The science of weather is both interesting and fascinating to students. And one of the best ways to start learning about weather is to observe clouds.
Clouds come in many shapes and forms. Sometimes they’re white and puffy. Other times they’re dark and cover the entire sky. Some clouds may even resemble a dinosaur or a baby. And these clouds not only look different, but they also produce different kinds of weather. In fact, meteorologists study the formation and make up of clouds to understand the weather better.
In this activity, students will learn about the 10 main types of clouds, how they’re formed and how to classify them.
The 10 Main Types of Clouds
First, it’s important to help students understand how clouds are formed. Clouds are made up of tiny droplets or frozen crystals of water that float in the air. And when these water droplets collect in groups, they form clouds.
Clouds are given different names based on their shape and the level where they form. There are high, middle and low level clouds. Some clouds span more than one cloud level, and they’re called vertical clouds.
Educational website Ducksters provides a great overview of the 10 main types of clouds based on their level in the sky:
- High level clouds: These clouds form above 20,000 feet, and are mostly made of ice crystals because they’re higher up in the sky. The main cloud types include cirrus, cirrocumulus and cirrostratus.
- Middle level clouds: Middle level clouds form between 6,500 and 20,000 feet high. Depending on where they form, they may be made up of water droplets or ice crystals. The main cloud types include altostratus, altocumulus and nimbostratus.
- Low level clouds: These clouds form below 6,500 feet, and are typically made of mostly water droplets.
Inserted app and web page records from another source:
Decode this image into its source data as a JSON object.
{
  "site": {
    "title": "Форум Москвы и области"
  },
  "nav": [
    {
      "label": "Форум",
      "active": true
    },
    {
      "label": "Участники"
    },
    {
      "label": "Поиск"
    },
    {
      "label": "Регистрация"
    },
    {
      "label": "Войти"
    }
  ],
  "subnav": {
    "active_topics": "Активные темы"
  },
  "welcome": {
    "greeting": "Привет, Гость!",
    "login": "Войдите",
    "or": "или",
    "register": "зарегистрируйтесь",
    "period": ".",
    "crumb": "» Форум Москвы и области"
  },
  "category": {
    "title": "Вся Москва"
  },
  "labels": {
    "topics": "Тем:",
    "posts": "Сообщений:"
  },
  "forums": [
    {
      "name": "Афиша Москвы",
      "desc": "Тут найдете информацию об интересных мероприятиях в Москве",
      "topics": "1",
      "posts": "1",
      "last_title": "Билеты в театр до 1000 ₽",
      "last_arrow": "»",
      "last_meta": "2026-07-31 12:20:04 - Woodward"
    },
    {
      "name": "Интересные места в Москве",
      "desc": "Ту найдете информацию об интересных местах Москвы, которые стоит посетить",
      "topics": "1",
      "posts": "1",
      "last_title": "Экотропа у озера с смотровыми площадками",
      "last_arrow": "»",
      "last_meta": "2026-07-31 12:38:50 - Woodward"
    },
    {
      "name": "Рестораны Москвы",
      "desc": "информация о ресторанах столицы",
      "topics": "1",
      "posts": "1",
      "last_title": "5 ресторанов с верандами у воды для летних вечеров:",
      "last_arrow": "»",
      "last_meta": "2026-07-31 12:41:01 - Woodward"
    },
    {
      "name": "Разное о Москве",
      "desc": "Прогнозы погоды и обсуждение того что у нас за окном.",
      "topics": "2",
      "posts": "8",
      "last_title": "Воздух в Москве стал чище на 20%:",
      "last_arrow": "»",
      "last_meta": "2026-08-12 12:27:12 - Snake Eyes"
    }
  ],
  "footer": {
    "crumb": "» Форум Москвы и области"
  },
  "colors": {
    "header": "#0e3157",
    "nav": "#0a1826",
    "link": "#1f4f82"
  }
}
The main cloud types include stratus and stratocumulus.
- Vertical clouds: These clouds are very tall and may span many of the cloud levels. The main cloud types include cumulus and cumulonimbus.
This engaging video from the Dr. Bincos Show walks through each type of clouds, discusses the weather it produces and provides examples.
Building a Cloud Classification Tool to Explore Weather Science
Once students have a better understanding of each cloud type, now it’s time to begin classifying clouds!
This activity from Banish Boredom: Activities to Do with Kids That You’ll Actually Enjoy allows students to use a cloud viewer to compare what they see in the sky with photos of the ten main cloud types.
- Cloud classification tool
- Comfortable blankets
- Some good clouds
- First, students have to make their cloud viewing/classification tool. Print the template on heavy cardstock, and cut out the middle to create the viewing window.
- Tape a craft stick to the back of the template to use as a handle.
- Optional: cover the entire template with a layer of packing tape to make it sturdier and waterproof.
- Wait for a warm day with considerable clouds in the sky. And have students grab their blankets and cloud viewing tool and head outside.
- Ask them to use their tool to identify each cloud. This is also a great opportunity to review what they learned about clouds - their level, how they’re formed and the weather they produce.
- Encourage students to keep their cloud viewing tool on hand to continue exploring the different types of clouds.
This activity was adapted from Banish Boredom: Activities to Do with Kids That You’ll Actually Enjoy